Hair-pullers: Suffering in silence

BOSTON — When I was in high school, I never left the house without a pair of tweezers nestled comfortably in my purse. The fear that I would need them but that they wouldn’t be there greatly outweighed any anxiety or embarrassment I felt regarding the reason for carrying them; all that mattered was that they were easily-accessible when I felt the urge to pull.

In tenth grade, I was diagnosed with an impulse-control disorder called trichotillomania, commonly referred to as “TTM” or “trich.” This psychological condition is described by the American Psychiatric Association as “the recurrent pulling of one’s own hair with the potential for considerable hair loss.” As a 15-year-old struggling with depression, social anxiety, and a group of friends who related to and supported her destructive behavior, a diagnosis like this was not particularly surprising – I actually sort of wanted there to be something wrong with me so that I would have a reason, an excuse, to feel what I felt and do what I did.

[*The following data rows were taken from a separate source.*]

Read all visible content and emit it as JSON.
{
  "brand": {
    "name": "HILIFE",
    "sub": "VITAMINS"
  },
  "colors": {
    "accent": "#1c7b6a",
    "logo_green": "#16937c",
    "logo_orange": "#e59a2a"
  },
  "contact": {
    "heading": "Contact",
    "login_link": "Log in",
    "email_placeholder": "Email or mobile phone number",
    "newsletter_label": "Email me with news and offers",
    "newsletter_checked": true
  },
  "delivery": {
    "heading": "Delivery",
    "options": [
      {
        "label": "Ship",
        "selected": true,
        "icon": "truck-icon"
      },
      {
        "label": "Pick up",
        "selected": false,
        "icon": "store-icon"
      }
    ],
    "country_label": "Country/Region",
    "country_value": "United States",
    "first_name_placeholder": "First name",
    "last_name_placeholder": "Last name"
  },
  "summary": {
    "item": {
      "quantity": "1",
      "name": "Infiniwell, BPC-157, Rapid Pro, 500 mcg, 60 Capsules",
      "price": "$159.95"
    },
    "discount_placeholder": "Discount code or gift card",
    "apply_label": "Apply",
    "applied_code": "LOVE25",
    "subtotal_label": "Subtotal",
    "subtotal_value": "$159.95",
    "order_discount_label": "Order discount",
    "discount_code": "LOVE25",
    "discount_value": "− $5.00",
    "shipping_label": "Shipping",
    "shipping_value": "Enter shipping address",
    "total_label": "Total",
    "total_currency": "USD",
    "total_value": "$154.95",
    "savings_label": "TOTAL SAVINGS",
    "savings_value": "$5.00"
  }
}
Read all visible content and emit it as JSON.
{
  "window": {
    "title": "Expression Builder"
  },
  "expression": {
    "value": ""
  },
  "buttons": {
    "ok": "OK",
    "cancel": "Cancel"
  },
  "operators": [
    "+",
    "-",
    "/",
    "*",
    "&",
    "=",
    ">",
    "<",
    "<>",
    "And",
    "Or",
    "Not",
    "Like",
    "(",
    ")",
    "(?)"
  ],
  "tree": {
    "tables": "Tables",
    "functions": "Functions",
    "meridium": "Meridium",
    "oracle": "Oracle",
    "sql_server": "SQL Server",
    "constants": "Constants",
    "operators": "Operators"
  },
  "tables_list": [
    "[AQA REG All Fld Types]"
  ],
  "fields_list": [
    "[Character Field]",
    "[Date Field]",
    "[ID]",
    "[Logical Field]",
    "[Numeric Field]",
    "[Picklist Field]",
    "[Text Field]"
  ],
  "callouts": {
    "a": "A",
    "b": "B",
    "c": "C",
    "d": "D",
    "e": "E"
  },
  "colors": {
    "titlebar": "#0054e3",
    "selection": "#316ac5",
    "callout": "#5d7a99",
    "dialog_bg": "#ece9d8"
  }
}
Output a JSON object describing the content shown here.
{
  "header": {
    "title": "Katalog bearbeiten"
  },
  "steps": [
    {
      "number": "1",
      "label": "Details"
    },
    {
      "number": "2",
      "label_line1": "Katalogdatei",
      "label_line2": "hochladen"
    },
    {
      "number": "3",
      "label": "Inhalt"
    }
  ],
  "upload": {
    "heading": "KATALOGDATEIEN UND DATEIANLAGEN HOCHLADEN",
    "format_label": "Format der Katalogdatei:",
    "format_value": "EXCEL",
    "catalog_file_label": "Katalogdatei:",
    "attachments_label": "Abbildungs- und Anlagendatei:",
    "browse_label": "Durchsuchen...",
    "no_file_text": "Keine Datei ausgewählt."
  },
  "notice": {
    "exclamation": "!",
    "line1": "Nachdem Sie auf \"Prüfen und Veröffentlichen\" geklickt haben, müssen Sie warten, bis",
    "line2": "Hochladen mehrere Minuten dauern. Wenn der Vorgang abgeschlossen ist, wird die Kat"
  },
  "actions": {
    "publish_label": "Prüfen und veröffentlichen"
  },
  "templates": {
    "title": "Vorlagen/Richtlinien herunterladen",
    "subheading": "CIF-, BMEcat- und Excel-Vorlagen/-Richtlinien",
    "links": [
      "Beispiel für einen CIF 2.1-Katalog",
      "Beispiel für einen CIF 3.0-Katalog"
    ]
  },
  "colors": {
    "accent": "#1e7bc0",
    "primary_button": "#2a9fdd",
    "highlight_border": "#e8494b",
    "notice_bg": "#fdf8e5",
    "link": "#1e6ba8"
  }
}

Continue reading

Radical transformation

BOSTON — Most college students live in fear of the dreaded ‘freshman 15’; however, during my sophomore year of college, I experienced the opposite with my ‘sophomore 110’.

RT1 The most popular unhealthy college activities include excessive drinking, late night junk food, pizzas, fast food, and ‘café runs.’ Despite the common misconceptions about gaining weight in college, there are ways to avoid temptations and maintain, and even create, a healthy lifestyle.

The majority of college students experience anxiety over exams, all-night drinking binges, and trepidation about classes, but I experienced euphoria in a form I had never known before. In my first month of sophomore year, I weighed in at 260.5 pounds. By second semester, I had transformed my life by dropping 110 pounds in a mere five months. Continue reading